"The study of the transneptunian objects will give us many clues to understand how the Solar System was formed", said Solar System expert Emmanuel Lellouch (Observatoire de Paris-Meudon, France). "Now we know very little about them".
Astronomers think these objects are probably like comets: an aggregate of dust grains mixed with ices — their surfaces are only heated to minus 230 degrees Celsius by the very feeble distant Sun.
In the Solar System there are three ‘reservoirs’ of minor bodies: the ‘Main belt’ or ‘asteroid belt’, between Mars and Jupiter; the Kuiper belt; and the ‘Oort Cloud’ surrounding the whole Solar System.
The comets that ‘visit’ the Earth for the first time come from the Oort Cloud, which was made out of left-over material after the formation of the gaseous planets — Jupiter, Saturn, Neptune and Uranus. But the ‘periodic’ comets — that come at precise intervals of time — are originated in the Kuiper belt. Unlike those coming from the Oort Cloud, these periodic comets might reflect the original chemical composition of the interstellar cloud that provided the material to make the whole Solar System (4.6 billion years ago).
"The high sensitivity of the Herschel Space Observatory will allow us to study in detail these periodic comets, and determine precisely their chemical composition", said Dominique BockelÈe-Morvan from the Observatoire de Paris-Meudon in France.
Comets are mostly made of water. Finding out the isotopic composition of this water will help astronomers, among other things, to trace the origin of water in the Solar System planets, such as our own planet.
* "The Promise of FIRST" workshop
* ESA Science Herschel home page
* FIRST science homepage
[Image 1:] Neptune in Primary Colors. Clouds elevated above most of the methane absorption appear white, while the very highest clouds tend to be yellow-red as seen in the bright feature at the top of the image.
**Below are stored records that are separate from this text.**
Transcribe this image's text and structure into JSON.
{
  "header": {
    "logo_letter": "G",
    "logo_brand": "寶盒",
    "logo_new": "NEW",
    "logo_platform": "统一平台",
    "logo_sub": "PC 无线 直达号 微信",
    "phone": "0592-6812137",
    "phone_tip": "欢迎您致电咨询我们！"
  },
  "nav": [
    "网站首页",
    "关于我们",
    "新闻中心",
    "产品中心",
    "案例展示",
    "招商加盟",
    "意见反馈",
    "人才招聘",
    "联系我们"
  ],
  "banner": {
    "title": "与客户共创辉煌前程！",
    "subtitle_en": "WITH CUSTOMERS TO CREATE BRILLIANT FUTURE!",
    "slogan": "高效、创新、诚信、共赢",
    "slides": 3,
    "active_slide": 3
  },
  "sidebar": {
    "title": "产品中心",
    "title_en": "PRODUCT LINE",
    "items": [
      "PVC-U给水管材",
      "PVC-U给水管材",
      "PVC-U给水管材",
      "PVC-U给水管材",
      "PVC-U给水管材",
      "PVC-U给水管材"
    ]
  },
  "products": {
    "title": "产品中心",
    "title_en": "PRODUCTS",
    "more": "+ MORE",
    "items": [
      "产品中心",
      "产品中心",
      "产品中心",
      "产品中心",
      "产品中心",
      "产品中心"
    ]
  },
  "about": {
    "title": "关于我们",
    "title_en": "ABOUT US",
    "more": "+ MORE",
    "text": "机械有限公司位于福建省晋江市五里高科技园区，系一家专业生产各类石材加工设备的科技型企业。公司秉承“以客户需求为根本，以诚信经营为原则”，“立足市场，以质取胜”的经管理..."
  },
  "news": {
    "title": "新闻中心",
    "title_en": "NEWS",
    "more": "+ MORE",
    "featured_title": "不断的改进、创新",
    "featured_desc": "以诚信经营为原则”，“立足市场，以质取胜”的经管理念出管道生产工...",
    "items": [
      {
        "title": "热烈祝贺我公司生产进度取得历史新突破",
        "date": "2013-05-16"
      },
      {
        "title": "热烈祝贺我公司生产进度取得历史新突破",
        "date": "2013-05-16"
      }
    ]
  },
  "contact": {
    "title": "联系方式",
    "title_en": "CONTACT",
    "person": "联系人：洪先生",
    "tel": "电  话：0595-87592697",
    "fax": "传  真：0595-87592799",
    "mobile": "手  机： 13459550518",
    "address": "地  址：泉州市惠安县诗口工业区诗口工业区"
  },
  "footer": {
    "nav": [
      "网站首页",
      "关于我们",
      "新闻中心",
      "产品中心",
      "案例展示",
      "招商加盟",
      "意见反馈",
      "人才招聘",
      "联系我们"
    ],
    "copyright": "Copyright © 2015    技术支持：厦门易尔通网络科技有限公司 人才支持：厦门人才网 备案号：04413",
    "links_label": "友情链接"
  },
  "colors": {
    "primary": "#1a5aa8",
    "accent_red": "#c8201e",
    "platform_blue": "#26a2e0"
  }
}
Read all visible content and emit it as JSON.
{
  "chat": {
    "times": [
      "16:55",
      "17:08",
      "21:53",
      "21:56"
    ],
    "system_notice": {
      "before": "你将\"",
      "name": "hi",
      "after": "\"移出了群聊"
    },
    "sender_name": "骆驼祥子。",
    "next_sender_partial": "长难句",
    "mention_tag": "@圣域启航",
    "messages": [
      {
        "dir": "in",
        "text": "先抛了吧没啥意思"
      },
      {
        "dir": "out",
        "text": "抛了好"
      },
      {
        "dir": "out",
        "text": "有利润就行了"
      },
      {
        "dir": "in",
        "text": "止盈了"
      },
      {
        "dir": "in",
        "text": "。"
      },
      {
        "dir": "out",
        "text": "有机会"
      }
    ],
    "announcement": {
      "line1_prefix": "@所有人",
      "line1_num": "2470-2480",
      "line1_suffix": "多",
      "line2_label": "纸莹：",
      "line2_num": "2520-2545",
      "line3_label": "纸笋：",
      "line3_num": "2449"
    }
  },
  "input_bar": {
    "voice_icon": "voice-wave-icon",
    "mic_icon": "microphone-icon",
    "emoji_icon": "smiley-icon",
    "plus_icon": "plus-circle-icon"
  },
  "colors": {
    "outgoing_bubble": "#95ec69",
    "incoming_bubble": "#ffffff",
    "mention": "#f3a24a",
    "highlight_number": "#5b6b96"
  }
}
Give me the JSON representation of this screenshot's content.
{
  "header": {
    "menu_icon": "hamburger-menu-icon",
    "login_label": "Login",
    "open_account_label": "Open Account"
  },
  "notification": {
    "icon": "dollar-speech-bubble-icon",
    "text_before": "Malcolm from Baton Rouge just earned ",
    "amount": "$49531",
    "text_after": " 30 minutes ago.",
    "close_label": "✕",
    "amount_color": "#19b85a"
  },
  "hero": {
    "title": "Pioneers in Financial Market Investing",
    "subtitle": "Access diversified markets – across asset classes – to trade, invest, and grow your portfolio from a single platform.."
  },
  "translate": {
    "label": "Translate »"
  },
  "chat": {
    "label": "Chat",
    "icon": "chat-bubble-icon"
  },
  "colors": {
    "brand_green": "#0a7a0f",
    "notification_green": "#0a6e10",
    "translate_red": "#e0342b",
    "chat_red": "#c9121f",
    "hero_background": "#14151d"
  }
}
[Image 2:] Another ice-making machine in the Solar System? A Jupiter-like planet evolves in a disk of gas and dust around a young star, in computer model of the process devised by Pawel Artymowicz of Stockholm University.
[Image 3:] A near-infrared NICMOS image of Saturn.